- "The Team". imokgame.com. Thompsonsoft. Archived from the original on February 9, 2006.
- Callaham, John (February 13, 2006). "I'm OK Interview". Gamecloud. Archived from the original on June 30, 2006.
- The Freeloader (February 2007). "101 Free Games; The best games that money can't buy". Games for Windows: The Official Magazine. No. 3. p. 55. Retrieved July 10, 2020 – via 1Up.com.
- Holkins, Jerry (October 17, 2005). "You Lose". Penny Arcade. Retrieved July 10, 2020.
- Score, Avery (October 17, 2005). "Penny Arcade donates in Thompson's stead". GameSpot. Archived from the original on September 30, 2007.
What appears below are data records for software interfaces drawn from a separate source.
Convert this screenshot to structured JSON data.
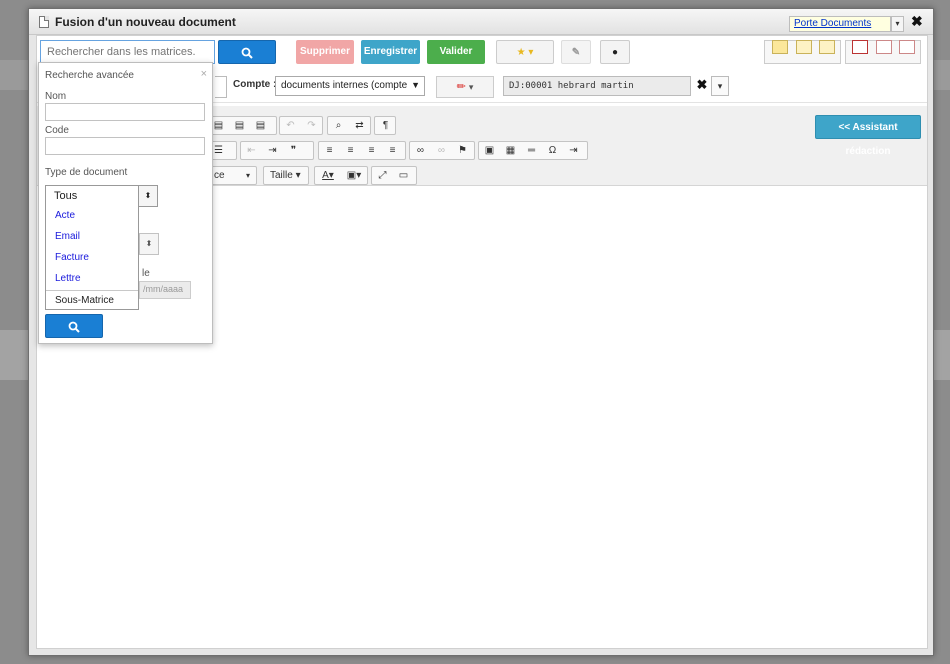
{
  "dialog": {
    "title": "Fusion d'un nouveau document",
    "porte_documents": "Porte Documents",
    "close_glyph": "✖"
  },
  "toolbar": {
    "search_placeholder": "Rechercher dans les matrices.",
    "search_icon": "search-icon",
    "supprimer": "Supprimer",
    "enregistrer": "Enregistrer",
    "valider": "Valider",
    "star_glyph": "★ ▾",
    "mic_glyph": "🎤"
  },
  "compte": {
    "label": "Compte :",
    "value": "documents internes (compte",
    "arrow": "▼"
  },
  "dj": {
    "value": "DJ:00001 hebrard  martin",
    "clear": "✖",
    "arrow": "▾"
  },
  "editor": {
    "assistant": "<< Assistant rédaction",
    "size_label": "Taille ▾",
    "font_fragment": "ce",
    "omega": "Ω"
  },
  "advanced_search": {
    "header": "Recherche avancée",
    "close": "×",
    "name_label": "Nom",
    "code_label": "Code",
    "type_label": "Type de document",
    "type_selected": "Tous",
    "type_options": [
      "Acte",
      "Email",
      "Facture",
      "Lettre",
      "Sous-Matrice"
    ],
    "date_fragment": "le",
    "date_placeholder": "/mm/aaaa"
  },
  "colors": {
    "primary": "#1a7fd4",
    "info": "#3ea5c9",
    "success": "#4cae4c",
    "danger_light": "#f1a6a6"
  }
}
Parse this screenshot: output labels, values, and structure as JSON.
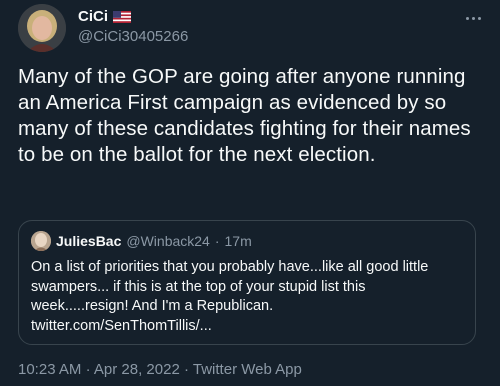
{
  "author": {
    "display_name": "CiCi",
    "flag": "🇺🇸",
    "handle": "@CiCi30405266"
  },
  "tweet": {
    "text": "Many of the GOP are going after anyone running an America First campaign as evidenced by so many of these candidates fighting for their names to be on the ballot for the next election."
  },
  "quoted": {
    "display_name": "JuliesBac",
    "handle": "@Winback24",
    "separator": "·",
    "time": "17m",
    "text_line1": "On a list of priorities that you probably have...like all good little",
    "text_line2": "swampers... if this is at the top of your stupid list this",
    "text_line3": "week.....resign! And I'm a Republican.",
    "text_line4": "twitter.com/SenThomTillis/..."
  },
  "meta": {
    "time": "10:23 AM",
    "sep1": "·",
    "date": "Apr 28, 2022",
    "sep2": "·",
    "source": "Twitter Web App"
  },
  "colors": {
    "background": "#15202b",
    "text": "#f7f9f9",
    "secondary": "#8b98a5",
    "border": "#38444d"
  },
  "icons": {
    "more": "more-horizontal-icon",
    "flag": "us-flag-icon"
  }
}
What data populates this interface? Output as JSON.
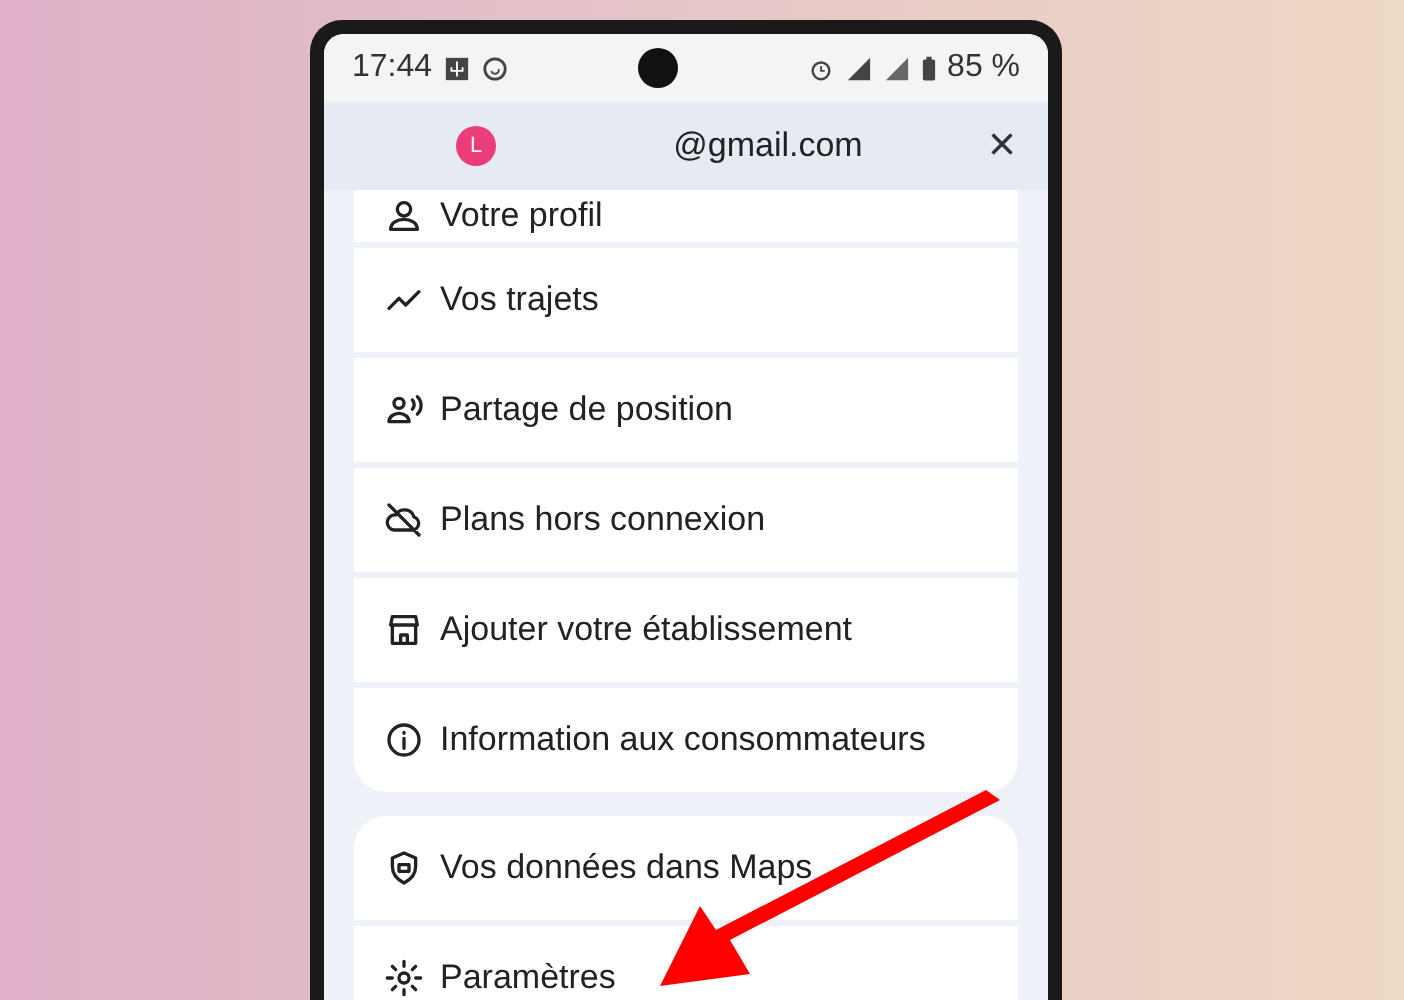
{
  "status_bar": {
    "time": "17:44",
    "battery": "85 %"
  },
  "account": {
    "avatar_letter": "L",
    "email": "@gmail.com",
    "close": "×"
  },
  "groups": [
    {
      "items": [
        {
          "label": "Votre profil"
        },
        {
          "label": "Vos trajets"
        },
        {
          "label": "Partage de position"
        },
        {
          "label": "Plans hors connexion"
        },
        {
          "label": "Ajouter votre établissement"
        },
        {
          "label": "Information aux consommateurs"
        }
      ]
    },
    {
      "items": [
        {
          "label": "Vos données dans Maps"
        },
        {
          "label": "Paramètres"
        }
      ]
    }
  ]
}
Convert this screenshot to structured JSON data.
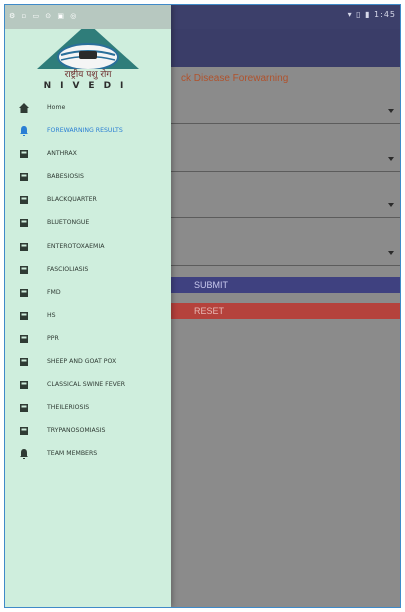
{
  "status_bar": {
    "left_icons": "⚙ ▫ ▭ ⊙ ▣ ◎",
    "right_text": "▾ ▯ ▮ 1:45"
  },
  "header": {
    "logo_devanagari": "राष्ट्रीय पशु रोग",
    "logo_latin": "NIVEDI"
  },
  "app": {
    "title_partial": "ck Disease Forewarning"
  },
  "buttons": {
    "submit": "SUBMIT",
    "reset": "RESET"
  },
  "colors": {
    "drawer_bg": "#cfeedd",
    "toolbar": "#3a3d68",
    "active": "#2a7fd4",
    "submit": "#3f4180",
    "reset": "#b5423c",
    "title": "#b0522c"
  },
  "menu": {
    "items": [
      {
        "label": "Home",
        "icon": "home-icon"
      },
      {
        "label": "FOREWARNING RESULTS",
        "icon": "bell-icon",
        "active": true
      },
      {
        "label": "ANTHRAX",
        "icon": "book-icon"
      },
      {
        "label": "BABESIOSIS",
        "icon": "book-icon"
      },
      {
        "label": "BLACKQUARTER",
        "icon": "book-icon"
      },
      {
        "label": "BLUETONGUE",
        "icon": "book-icon"
      },
      {
        "label": "ENTEROTOXAEMIA",
        "icon": "book-icon"
      },
      {
        "label": "FASCIOLIASIS",
        "icon": "book-icon"
      },
      {
        "label": "FMD",
        "icon": "book-icon"
      },
      {
        "label": "HS",
        "icon": "book-icon"
      },
      {
        "label": "PPR",
        "icon": "book-icon"
      },
      {
        "label": "SHEEP AND GOAT POX",
        "icon": "book-icon"
      },
      {
        "label": "CLASSICAL SWINE FEVER",
        "icon": "book-icon"
      },
      {
        "label": "THEILERIOSIS",
        "icon": "book-icon"
      },
      {
        "label": "TRYPANOSOMIASIS",
        "icon": "book-icon"
      },
      {
        "label": "TEAM MEMBERS",
        "icon": "bell-icon"
      }
    ]
  }
}
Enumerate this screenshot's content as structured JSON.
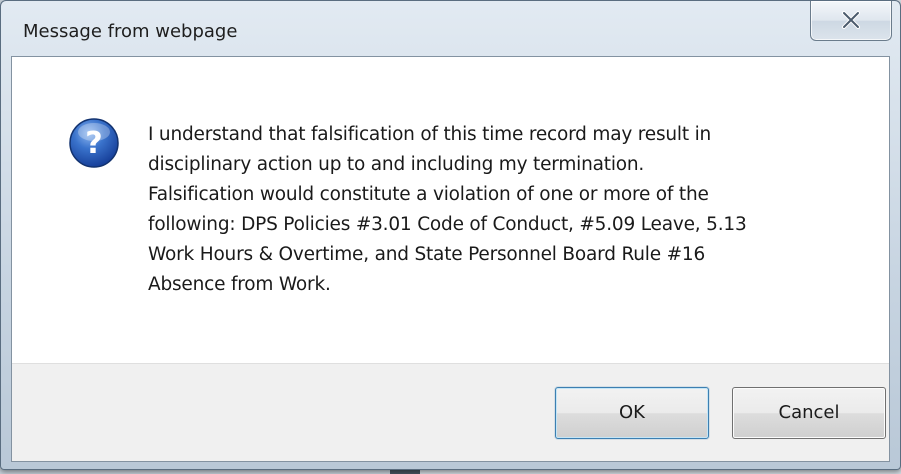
{
  "dialog": {
    "title": "Message from webpage",
    "close_icon": "close-icon",
    "message_icon": "question-icon",
    "message": "I understand that falsification of this time record may result in\ndisciplinary action up to and including my termination.\nFalsification would constitute a  violation of one or more of the\nfollowing:  DPS Policies #3.01 Code of Conduct, #5.09 Leave, 5.13\nWork Hours & Overtime, and State Personnel Board Rule #16\nAbsence from Work.",
    "buttons": {
      "ok_label": "OK",
      "cancel_label": "Cancel"
    }
  },
  "colors": {
    "icon_blue": "#2f66b8",
    "ok_border": "#3c7fb1"
  }
}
- Crompton, Janice (February 4, 2007). "Vexation finds voice in debate over video violence". Pittsburgh Post-Gazette. Retrieved July 10, 2020.